WORK INSTRUCTION: Search the entries below for the word "phone" and copy every line where it appears.

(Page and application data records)
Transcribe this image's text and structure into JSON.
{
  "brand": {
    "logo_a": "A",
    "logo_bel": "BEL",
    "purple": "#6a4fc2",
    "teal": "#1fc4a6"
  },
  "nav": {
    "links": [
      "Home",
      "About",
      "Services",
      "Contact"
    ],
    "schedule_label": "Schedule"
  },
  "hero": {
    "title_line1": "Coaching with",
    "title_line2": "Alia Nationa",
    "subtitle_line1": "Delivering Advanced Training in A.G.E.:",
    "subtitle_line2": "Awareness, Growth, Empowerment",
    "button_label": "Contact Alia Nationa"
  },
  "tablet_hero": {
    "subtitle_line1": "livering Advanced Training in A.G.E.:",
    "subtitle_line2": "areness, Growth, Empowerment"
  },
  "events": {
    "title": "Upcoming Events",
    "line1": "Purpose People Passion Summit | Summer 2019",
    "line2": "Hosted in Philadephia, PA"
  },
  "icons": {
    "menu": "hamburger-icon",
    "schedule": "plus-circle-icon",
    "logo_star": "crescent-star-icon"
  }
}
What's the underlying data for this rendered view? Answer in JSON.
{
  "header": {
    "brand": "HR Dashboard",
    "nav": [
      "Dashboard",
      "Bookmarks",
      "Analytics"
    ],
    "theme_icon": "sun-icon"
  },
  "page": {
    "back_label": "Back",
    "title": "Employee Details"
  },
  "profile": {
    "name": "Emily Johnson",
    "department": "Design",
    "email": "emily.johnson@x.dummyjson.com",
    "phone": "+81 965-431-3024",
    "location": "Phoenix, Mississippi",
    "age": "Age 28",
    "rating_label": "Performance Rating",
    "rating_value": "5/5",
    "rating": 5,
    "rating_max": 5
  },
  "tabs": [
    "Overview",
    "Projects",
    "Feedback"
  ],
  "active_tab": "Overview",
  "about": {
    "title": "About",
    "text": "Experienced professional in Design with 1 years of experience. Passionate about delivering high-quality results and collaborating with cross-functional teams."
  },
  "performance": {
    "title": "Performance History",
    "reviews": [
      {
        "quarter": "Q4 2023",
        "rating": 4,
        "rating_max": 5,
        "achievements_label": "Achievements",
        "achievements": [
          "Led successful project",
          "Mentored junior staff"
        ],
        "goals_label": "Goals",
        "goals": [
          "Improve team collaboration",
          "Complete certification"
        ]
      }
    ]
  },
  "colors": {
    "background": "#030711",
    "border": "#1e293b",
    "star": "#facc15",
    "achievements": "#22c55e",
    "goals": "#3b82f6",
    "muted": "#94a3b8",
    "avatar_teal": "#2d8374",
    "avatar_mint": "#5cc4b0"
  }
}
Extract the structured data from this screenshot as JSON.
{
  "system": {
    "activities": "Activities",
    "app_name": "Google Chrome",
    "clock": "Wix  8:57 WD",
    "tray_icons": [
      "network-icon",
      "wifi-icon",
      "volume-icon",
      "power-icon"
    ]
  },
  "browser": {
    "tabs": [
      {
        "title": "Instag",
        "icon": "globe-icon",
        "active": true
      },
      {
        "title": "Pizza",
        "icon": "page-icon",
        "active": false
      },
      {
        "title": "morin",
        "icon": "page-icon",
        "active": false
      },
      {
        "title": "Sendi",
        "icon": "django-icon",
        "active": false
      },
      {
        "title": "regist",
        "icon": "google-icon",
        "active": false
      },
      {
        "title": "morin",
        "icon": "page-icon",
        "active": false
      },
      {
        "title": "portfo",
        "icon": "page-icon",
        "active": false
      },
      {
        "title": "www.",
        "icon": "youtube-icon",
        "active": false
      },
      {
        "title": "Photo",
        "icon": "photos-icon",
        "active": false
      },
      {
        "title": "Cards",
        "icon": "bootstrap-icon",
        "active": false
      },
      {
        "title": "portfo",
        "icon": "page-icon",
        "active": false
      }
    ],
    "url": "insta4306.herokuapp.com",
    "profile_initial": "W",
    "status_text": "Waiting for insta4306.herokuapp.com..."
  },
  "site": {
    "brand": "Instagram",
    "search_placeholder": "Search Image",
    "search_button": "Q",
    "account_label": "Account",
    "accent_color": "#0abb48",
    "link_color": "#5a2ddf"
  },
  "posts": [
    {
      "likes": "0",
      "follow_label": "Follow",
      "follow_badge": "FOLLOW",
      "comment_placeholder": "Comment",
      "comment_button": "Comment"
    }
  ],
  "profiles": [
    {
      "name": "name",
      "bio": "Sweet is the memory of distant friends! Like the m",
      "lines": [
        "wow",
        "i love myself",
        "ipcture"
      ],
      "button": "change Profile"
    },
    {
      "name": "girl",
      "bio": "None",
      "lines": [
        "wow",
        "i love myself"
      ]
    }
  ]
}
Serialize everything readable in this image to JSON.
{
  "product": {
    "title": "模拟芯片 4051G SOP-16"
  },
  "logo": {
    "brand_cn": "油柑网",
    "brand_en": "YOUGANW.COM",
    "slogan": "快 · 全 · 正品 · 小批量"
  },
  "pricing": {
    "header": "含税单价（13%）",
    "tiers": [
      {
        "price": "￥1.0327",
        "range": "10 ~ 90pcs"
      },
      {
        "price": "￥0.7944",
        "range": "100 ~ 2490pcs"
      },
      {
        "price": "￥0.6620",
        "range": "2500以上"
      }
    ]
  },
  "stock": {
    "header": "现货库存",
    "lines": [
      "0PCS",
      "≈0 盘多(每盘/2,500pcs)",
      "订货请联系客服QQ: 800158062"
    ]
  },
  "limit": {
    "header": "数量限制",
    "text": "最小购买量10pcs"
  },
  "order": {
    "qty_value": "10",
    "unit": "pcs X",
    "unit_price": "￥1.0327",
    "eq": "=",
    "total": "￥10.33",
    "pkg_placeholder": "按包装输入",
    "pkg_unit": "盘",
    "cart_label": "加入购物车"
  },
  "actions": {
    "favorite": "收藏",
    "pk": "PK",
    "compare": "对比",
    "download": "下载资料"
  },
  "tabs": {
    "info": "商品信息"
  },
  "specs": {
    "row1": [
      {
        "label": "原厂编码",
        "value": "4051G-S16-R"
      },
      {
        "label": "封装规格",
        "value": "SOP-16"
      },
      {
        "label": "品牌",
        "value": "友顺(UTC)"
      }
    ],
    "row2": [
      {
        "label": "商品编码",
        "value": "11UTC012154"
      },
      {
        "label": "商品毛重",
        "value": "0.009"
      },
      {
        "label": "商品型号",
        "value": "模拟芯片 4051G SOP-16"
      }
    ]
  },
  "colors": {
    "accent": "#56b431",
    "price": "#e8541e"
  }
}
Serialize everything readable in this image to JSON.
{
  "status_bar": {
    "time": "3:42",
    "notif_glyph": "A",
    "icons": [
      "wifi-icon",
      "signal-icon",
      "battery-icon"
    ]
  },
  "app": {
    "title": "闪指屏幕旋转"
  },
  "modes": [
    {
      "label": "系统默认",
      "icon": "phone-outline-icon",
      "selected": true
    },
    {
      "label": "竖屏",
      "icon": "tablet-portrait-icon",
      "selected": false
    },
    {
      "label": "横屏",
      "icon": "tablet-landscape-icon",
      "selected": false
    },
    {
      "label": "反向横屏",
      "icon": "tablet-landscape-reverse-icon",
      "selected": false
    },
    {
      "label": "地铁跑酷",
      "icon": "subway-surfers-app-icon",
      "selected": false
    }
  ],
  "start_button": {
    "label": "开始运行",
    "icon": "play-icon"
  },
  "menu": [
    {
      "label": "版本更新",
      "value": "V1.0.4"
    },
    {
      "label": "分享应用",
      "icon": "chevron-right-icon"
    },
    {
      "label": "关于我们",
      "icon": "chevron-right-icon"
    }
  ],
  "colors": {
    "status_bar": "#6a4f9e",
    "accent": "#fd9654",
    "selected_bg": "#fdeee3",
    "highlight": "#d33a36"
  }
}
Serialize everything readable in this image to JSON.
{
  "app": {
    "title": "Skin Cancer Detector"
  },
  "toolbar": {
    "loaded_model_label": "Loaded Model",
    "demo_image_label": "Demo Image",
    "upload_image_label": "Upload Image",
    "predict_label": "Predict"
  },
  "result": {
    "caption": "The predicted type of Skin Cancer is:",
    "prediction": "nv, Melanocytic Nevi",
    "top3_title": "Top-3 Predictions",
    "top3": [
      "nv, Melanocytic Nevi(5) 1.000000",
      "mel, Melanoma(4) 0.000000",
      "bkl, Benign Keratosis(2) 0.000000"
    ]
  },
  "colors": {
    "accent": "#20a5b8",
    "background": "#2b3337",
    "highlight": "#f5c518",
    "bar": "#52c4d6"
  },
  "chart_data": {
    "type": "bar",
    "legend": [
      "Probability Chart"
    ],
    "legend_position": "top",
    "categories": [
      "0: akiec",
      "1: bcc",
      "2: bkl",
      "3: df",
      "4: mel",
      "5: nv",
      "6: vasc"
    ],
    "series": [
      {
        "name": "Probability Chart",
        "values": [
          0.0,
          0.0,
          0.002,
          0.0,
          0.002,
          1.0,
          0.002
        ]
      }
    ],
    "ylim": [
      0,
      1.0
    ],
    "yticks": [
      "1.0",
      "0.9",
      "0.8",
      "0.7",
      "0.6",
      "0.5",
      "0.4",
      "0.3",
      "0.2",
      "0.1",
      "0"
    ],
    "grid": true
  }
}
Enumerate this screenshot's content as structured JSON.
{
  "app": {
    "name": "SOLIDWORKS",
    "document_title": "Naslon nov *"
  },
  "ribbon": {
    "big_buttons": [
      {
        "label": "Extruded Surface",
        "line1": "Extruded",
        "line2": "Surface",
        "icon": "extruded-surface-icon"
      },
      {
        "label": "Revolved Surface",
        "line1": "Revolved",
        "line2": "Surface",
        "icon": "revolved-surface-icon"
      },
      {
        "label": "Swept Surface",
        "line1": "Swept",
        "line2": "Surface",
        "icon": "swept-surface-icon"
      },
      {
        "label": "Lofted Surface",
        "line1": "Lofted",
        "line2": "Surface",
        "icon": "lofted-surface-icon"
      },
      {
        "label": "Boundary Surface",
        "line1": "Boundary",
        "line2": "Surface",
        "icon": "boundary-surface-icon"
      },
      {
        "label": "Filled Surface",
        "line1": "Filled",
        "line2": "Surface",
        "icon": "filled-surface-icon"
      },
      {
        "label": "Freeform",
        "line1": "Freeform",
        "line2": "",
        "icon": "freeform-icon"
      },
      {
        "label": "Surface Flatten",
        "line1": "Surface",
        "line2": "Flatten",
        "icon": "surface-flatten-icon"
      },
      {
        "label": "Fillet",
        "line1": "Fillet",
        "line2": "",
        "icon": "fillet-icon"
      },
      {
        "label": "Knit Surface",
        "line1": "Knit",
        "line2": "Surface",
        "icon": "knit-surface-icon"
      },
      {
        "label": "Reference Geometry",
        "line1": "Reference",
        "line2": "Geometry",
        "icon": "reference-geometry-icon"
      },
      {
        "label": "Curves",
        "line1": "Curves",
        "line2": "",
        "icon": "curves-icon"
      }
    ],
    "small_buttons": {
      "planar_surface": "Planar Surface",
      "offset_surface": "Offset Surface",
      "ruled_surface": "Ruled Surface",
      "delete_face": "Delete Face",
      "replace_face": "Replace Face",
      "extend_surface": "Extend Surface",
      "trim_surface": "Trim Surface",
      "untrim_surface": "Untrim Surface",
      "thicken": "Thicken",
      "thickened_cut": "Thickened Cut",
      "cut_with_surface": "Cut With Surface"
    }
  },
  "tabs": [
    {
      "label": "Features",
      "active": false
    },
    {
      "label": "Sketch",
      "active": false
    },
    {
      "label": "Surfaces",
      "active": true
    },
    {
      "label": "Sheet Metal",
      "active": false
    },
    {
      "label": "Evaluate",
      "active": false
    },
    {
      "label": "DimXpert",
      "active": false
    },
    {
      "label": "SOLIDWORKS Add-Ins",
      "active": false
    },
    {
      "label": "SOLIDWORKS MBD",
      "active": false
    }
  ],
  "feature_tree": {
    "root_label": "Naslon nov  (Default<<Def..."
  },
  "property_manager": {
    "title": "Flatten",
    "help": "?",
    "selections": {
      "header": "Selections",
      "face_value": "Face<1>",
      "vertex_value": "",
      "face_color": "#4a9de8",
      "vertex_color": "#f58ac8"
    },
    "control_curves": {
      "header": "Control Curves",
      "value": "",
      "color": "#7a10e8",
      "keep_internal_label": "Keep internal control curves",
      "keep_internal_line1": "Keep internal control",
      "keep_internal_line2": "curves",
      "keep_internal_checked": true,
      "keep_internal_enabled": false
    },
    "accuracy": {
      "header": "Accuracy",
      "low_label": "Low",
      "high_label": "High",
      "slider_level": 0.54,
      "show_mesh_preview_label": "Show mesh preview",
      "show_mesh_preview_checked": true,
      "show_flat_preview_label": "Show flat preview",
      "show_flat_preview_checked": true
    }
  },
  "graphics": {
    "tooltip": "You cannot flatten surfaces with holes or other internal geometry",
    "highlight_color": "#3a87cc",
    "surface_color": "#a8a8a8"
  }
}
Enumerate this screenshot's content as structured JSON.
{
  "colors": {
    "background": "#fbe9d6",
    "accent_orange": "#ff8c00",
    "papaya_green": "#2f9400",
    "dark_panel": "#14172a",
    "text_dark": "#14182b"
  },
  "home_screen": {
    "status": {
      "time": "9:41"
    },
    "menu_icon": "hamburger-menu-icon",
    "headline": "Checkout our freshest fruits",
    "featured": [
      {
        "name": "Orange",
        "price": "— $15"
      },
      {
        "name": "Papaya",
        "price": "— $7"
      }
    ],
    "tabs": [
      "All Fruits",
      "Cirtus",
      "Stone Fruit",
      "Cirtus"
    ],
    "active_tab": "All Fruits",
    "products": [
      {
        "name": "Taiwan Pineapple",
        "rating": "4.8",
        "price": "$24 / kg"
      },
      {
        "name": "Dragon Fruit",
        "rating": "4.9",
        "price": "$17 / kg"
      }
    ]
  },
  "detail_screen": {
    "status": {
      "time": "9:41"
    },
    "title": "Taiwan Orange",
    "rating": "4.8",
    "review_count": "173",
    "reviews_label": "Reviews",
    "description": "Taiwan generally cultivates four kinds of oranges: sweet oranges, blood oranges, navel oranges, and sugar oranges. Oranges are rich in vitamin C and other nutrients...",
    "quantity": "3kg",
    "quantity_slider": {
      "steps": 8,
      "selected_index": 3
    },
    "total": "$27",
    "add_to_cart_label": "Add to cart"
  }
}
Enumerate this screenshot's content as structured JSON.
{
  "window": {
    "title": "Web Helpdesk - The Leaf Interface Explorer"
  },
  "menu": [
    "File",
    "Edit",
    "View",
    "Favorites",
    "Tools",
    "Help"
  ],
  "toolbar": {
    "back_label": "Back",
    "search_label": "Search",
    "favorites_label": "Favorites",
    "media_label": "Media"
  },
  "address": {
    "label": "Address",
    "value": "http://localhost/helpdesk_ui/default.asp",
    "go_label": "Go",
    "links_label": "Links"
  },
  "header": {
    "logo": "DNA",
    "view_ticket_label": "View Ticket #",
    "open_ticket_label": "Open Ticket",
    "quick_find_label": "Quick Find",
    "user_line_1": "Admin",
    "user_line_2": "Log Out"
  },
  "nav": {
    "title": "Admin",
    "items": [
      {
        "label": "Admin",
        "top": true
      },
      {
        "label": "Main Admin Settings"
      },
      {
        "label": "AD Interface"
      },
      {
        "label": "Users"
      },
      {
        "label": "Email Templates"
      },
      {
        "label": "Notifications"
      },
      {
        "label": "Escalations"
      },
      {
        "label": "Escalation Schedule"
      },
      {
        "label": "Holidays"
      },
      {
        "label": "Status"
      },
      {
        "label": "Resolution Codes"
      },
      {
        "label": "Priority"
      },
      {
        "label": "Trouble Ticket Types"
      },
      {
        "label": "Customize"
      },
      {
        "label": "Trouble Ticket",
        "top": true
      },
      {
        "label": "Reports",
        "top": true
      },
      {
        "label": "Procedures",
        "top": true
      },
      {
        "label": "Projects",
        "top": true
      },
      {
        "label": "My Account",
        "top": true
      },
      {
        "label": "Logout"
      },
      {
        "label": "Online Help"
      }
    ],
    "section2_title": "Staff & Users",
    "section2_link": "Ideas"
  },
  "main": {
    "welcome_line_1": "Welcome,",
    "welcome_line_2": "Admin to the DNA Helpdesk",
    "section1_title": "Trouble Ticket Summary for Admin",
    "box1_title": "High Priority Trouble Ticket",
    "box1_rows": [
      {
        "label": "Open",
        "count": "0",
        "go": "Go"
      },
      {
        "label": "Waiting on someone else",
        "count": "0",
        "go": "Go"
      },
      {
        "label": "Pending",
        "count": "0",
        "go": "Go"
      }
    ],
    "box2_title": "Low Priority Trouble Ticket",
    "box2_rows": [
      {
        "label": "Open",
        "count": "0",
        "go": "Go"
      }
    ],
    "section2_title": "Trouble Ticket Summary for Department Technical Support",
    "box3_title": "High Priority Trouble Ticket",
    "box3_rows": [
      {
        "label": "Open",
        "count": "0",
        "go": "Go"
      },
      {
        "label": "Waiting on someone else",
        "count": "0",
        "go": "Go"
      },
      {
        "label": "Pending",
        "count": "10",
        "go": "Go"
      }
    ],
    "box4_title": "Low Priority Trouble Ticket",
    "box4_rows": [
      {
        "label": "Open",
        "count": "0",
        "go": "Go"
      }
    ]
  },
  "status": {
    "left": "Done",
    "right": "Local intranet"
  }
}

WORKED SOLUTION:
    "phone": "+81 965-431-3024",
      "icon": "phone-outline-icon",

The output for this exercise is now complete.